Financial services regulatory reform has been bandied about for some time now, but we got a taste of what the Obama Administration and the Securities and Exchange Commission (SEC) actually have in mind when Treasury Secretary Timothy Geithner laid out the Administration’s restructuring plan during testimony before Congress March 26, and SEC Chairman Mary Schapiro told the Senate the same day what revamps the Commission hoped to accomplish.
While it’s still uncertain what changes may actually get approved this year, Schapiro told Investment Advisor in an exclusive interview April 13 that she does believe “we will have some financial services reform this year.” However, she remains unsure whether “it will be the full package of broad sweeping reform or whether it might be more strategic and focused in the initial stages. There are a lot of moving parts here.” Indeed, Geithner said in his testimony that revamping the current financial services regulatory landscape would not take “modest repairs at the margin, but new rules of the game.”
Geithner told the House Financial Services Committee during his testimony that the Administration’s reform plan includes four broad components: addressing systemic risk, protecting consumers and investors, eliminating gaps in regulatory structure, and fostering international coordination. The administration also wants to put tighter controls on large financial institutions and require hedge funds to register with the SEC. Schapiro told the Senate Banking Committee the SEC also plans to ask lawmakers to craft legislation that would require investment advisors to hedge funds, as well as possibly hedge funds themselves, to register with the Commission, and that the SEC should have the power to regulate credit default swaps and municipal bonds.
Washington Bureau Chief Melanie Waddell spoke with Schapiro via telephone on April 13 to get more insight into exactly what reforms the SEC will achieve this year–she thinks harmonizing the rules for broker/dealers and advisors is a longer-term goal–and on what changes she plans to implement at the Commission.
Is something likely to happen this year on harmonizing rules for broker/dealers and advisors? Certainly we’re going to try and fill the gaps, which is how I keep describing some of the issues we’ve been dealing with that affect auditing and custody verification and so forth in the next couple of months. But I think longer term, the bigger question of leveling the playing field between advisors and brokers will take a bit more time.
It seems to be a tough issue to pinpoint. There’s a lot of lore that’s grown up around both advisors and the broker/dealer side of the question, but just because it’s tough doesn’t mean we shouldn’t tackle it. In my view it’s been an issue for a long time and we owe it to investors to ensure we haven’t put them in the position of having to figure out how they are best protected depending on which type of advisor they go to–a broker/dealer or investment advisor.

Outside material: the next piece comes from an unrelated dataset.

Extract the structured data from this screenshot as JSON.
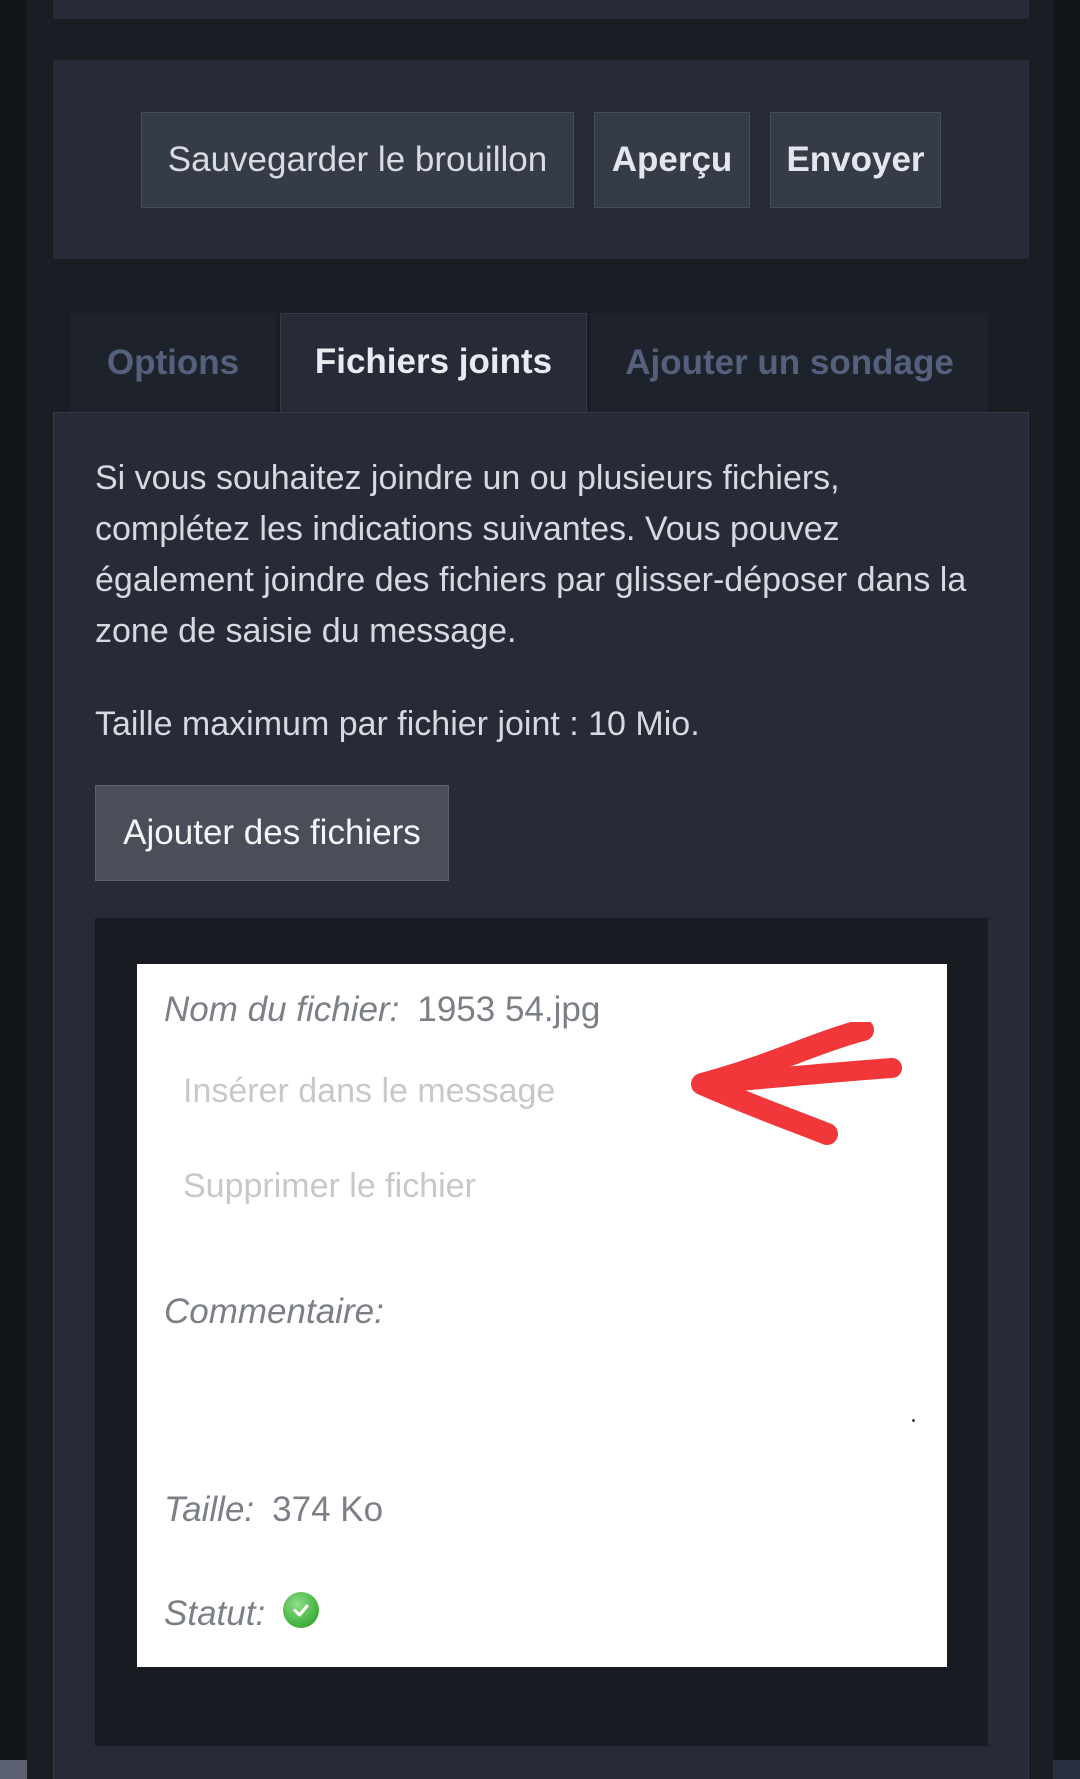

We need to make it clear and simple for investors.
What do you think about a self-regulatory organization for advisors? It’s something we’re going to look at. I think it has to be a component of anything we look at.
Right along with harmonizing the rules? Absolutely. But I’ve said this repeatedly to anybody who’s asked, I have no conclusions drawn in my mind about what the right approach is. I do know, and you’ve heard this undoubtedly as well, that we do not have sufficient resources here to effectively examine the more than 11,000 advisors for whom we have responsibility. That doesn’t necessarily mean that we’ll have to have an SRO, but it does mean we will have to leverage some third-party resources, which is one reason we’re looking at things like audits [and] compliance reviews by third parties.
The compliance burden that we might see for RIAs…that would go into the audit area? I think that’s probably a possibility. We’re going to try and fill some of the gaps that have become apparent over the past year as we’ve dealt with a lot of advisor Ponzi schemes. But one of the good things about how we do rulemaking is [that] everything will go out for comment and we’ll specifically seek comment on the operational costs and burdens of everything we contemplate.